IIT Mandi Researchers Develop Natural Polymer-Based Nanoparticles To Treat Colorectal Cancer
Researchers have developed biodegradable nanoparticles from renewable resources which can release both hydrophilic and hydrophobic drugs having different anticancer mechanisms, thus reducing the dependency on petroleum-based polymers.
The Indian Institute of Technology (IIT) Mandi researchers have used natural polymer-based smart nanoparticles to treat colorectal cancer. The research has been led by Dr Garima Agrawal, Assistant Professor, School of Basic Sciences, and co-authored by her students Dr Ankur Sood and Ms Aastha Gupta from IIT Mandi and Professor Neal Silverman along with his team from the University of Massachusetts Medical School, Worcester, MA, United States of America.
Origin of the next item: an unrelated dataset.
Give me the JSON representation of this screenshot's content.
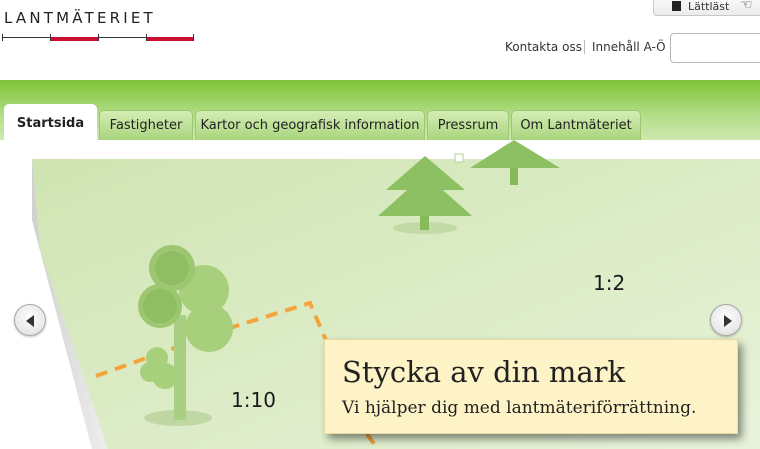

The research was funded by the Science and Engineering Research Board, Government of India along with IIT Mandi. The findings of the research have been published in the Journal Carbohydrate Polymers.
Explaining the research, Dr Garima Agrawal, said, “One of the driving interests among the material science and healthcare community performing interdisciplinary work is the development of biodegradable nanoparticles from renewable resources and designing them in such a way that they can release the drug in response to stimuli which are specific to cancer site only.”
Further, Dr Agrawal, mentioned, “The designed system should be capable of supporting drugs having different solubility in water. In this regard, the simplest approach that we followed for developing biodegradable nanoparticles is using chitosan, which is a naturally derived polymer, in combination with disulfide chemistry.”
IIT Mandi researchers have developed redox-responsive chitosan or stearic acid nanoparticles (CSSA NPs) as drug carriers for both curcumin and doxorubicin (hydrophilic) drug delivery targeting colorectal cancer. This approach of combining anticancer drugs having a different mode of anticancer action allows for the development of systems for cancer therapy with enhanced efficacy.
Talking about the uniqueness of their research, Aastha Gupta, research scholar, IIT Mandi, said, “We have synthesized nanoparticles based on disulfide (−S−S−) crosslinking chemistry via air oxidation of thiolated chitosan and thiolated stearic acid, thus avoiding the use of any external crosslinking agent. We have tried five different combinations of thiolated polymers to select the combination best suitable for obtaining stable and uniform nanoparticles. The presence of disulfide bonds allows the degradation of these smart nanoparticles at the tumour site owing to higher glutathione amount in cancer cells.”
The researchers at IIT Mandi have developed biodegradable nanoparticles from renewable resources, thus reducing the dependency on petroleum-based polymers. These smart nanoparticles are stable under physiological conditions and degrade at the tumour site in the presence of redox stimuli of cancer cells. These nanoparticles can be used to successfully load and release both hydrophilic and hydrophobic drugs having a different anticancer mechanisms which can help to improve the treatment efficiency.